Perhaps if we were as open to the universe as our animal kin, we would neither doubt nor deny the reality of this dimension of consciousness that I call the "empathosphere."
E.W., West Falls, NY
Tags: dog NY West Falls
Aug 06, 2012
We have two dogs, a 6-year-old un-neutered English bulldog and a 4-year-old female Chihuahua. They are indoor dogs, but they do go outside for exercise and bathroom duties.
When the Chihuahua urinates, the bulldog will come by and lick it, causing his tongue to freeze in place for a few minutes, then he drools. Why does he keep doing this? We have tried everything to stop him.
Is there anything you can think of that would help put an end to this disgusting habit? They both get along famously and are the best of friends -- they even sleep together.
E.W., West Falls, NY Aug 07, 2012
What may seem disgusting to you is perfectly normal canine behavior. Some people are even put off when dogs sniff each other's rear ends.
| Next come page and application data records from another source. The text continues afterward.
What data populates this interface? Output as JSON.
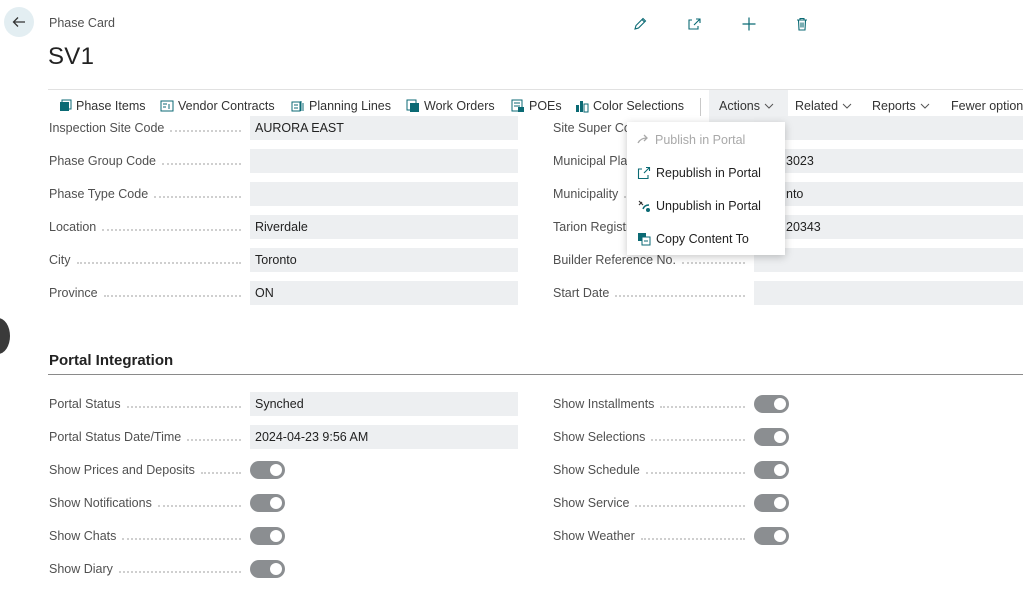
{
  "page": {
    "caption": "Phase Card",
    "title": "SV1"
  },
  "actionbar": {
    "items": [
      {
        "label": "Phase Items",
        "icon": "phase-items-icon"
      },
      {
        "label": "Vendor Contracts",
        "icon": "vendor-contracts-icon"
      },
      {
        "label": "Planning Lines",
        "icon": "planning-lines-icon"
      },
      {
        "label": "Work Orders",
        "icon": "work-orders-icon"
      },
      {
        "label": "POEs",
        "icon": "poes-icon"
      },
      {
        "label": "Color Selections",
        "icon": "color-selections-icon"
      }
    ],
    "actions": "Actions",
    "related": "Related",
    "reports": "Reports",
    "fewer": "Fewer option"
  },
  "actions_menu": [
    {
      "label": "Publish in Portal",
      "enabled": false
    },
    {
      "label": "Republish in Portal",
      "enabled": true
    },
    {
      "label": "Unpublish in Portal",
      "enabled": true
    },
    {
      "label": "Copy Content To",
      "enabled": true
    }
  ],
  "general": {
    "left": [
      {
        "label": "Inspection Site Code",
        "value": "AURORA EAST"
      },
      {
        "label": "Phase Group Code",
        "value": ""
      },
      {
        "label": "Phase Type Code",
        "value": ""
      },
      {
        "label": "Location",
        "value": "Riverdale"
      },
      {
        "label": "City",
        "value": "Toronto"
      },
      {
        "label": "Province",
        "value": "ON"
      }
    ],
    "right": [
      {
        "label": "Site Super Co",
        "value": ""
      },
      {
        "label": "Municipal Plan",
        "value": "3023"
      },
      {
        "label": "Municipality",
        "value": "nto"
      },
      {
        "label": "Tarion Registr",
        "value": "20343"
      },
      {
        "label": "Builder Reference No.",
        "value": ""
      },
      {
        "label": "Start Date",
        "value": ""
      }
    ]
  },
  "portal": {
    "section_title": "Portal Integration",
    "portal_status_label": "Portal Status",
    "portal_status_value": "Synched",
    "portal_status_date_label": "Portal Status Date/Time",
    "portal_status_date_value": "2024-04-23 9:56 AM",
    "left_toggles": [
      {
        "label": "Show Prices and Deposits",
        "on": true
      },
      {
        "label": "Show Notifications",
        "on": true
      },
      {
        "label": "Show Chats",
        "on": true
      },
      {
        "label": "Show Diary",
        "on": true
      }
    ],
    "right_toggles": [
      {
        "label": "Show Installments",
        "on": true
      },
      {
        "label": "Show Selections",
        "on": true
      },
      {
        "label": "Show Schedule",
        "on": true
      },
      {
        "label": "Show Service",
        "on": true
      },
      {
        "label": "Show Weather",
        "on": true
      }
    ]
  },
  "colors": {
    "accent": "#0b6a74",
    "field_bg": "#edeff1",
    "toggle": "#8b8e91"
  }
}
I can understand anyone protesting when his dog rolls in some stinky, organic goop, but that is, in some ways, akin to humans putting on perfume.
Your English bulldog is showing the Flehmen reaction, which is most often seen in bulls and stallions sniffing the females of their species. In a Flehmen reaction, the tongue curling and freezing is done to place the scent or pheromone of whatever has been licked on a spot just behind the upper front teeth. This is where two ducts leading to the vomeronasal organ are located -- a second scent organ present in other mammals, including cats, who often show the Flehmen reaction when sniffing and tasting various substances. This organ may play an important role in pheromone influences on the animals' brains and behavior.
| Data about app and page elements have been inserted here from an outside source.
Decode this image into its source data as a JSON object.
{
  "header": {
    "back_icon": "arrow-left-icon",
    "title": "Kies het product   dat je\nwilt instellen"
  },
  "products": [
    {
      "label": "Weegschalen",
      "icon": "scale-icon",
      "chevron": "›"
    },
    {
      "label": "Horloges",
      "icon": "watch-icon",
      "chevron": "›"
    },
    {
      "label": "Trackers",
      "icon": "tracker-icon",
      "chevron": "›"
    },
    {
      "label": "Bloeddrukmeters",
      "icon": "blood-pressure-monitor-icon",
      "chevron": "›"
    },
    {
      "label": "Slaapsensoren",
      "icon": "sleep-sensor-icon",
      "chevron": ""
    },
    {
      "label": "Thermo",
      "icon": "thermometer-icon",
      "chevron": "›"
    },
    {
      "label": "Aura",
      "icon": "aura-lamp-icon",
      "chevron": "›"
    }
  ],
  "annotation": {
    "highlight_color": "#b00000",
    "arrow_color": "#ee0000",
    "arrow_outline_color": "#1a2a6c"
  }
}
So please accept your bulldog's bond-affirming behavior, and let him be.
F.M., Elk Garden, NY
Tags: cat NY Elk Garden
Jun 18, 2012
I hope you can give me advice to help my 17-year-old indoor calico cat with a paw problem.
She has a tumor on her right front paw that has left a hole about 1/2 inch deep. She walks and jumps using the paw with no obvious pain, and she eats normally. I clean her paw regularly with peroxide, which was recommended by two veterinarians who have checked her physical condition. They both said part or the entire paw would have to be amputated, but did not recommend it because of her age -- she might not survive the operation.
Any advice on avoiding amputation would be greatly appreciated.
F.M., Elk Garden, NY Jun 19, 2012
I am glad those veterinarians are not persuading you to subject your cat to surgery.
I agree that, because of her age and because she is enjoying normal physical activity, doing nothing outweighs the risk of surgery. She may not survive the anesthetic or, if she does, she will have a painful healing process.
If she is periodically licking the sore, she may be preventing it from healing. Cancer cells in the lesion will also interfere with the healing process. If possible, keep a light bandage on the wound to prevent her from licking to help the lesion slowly close up and possibly heal. Clean the wound once daily with an irrigating stream of warm saline solution, dry and add a few drops of organic honey, a natural antibiotic with healing properties. Irrigate once every five to seven days with diluted hydrogen peroxide if there appears to be any pus; daily application could actually delay healing.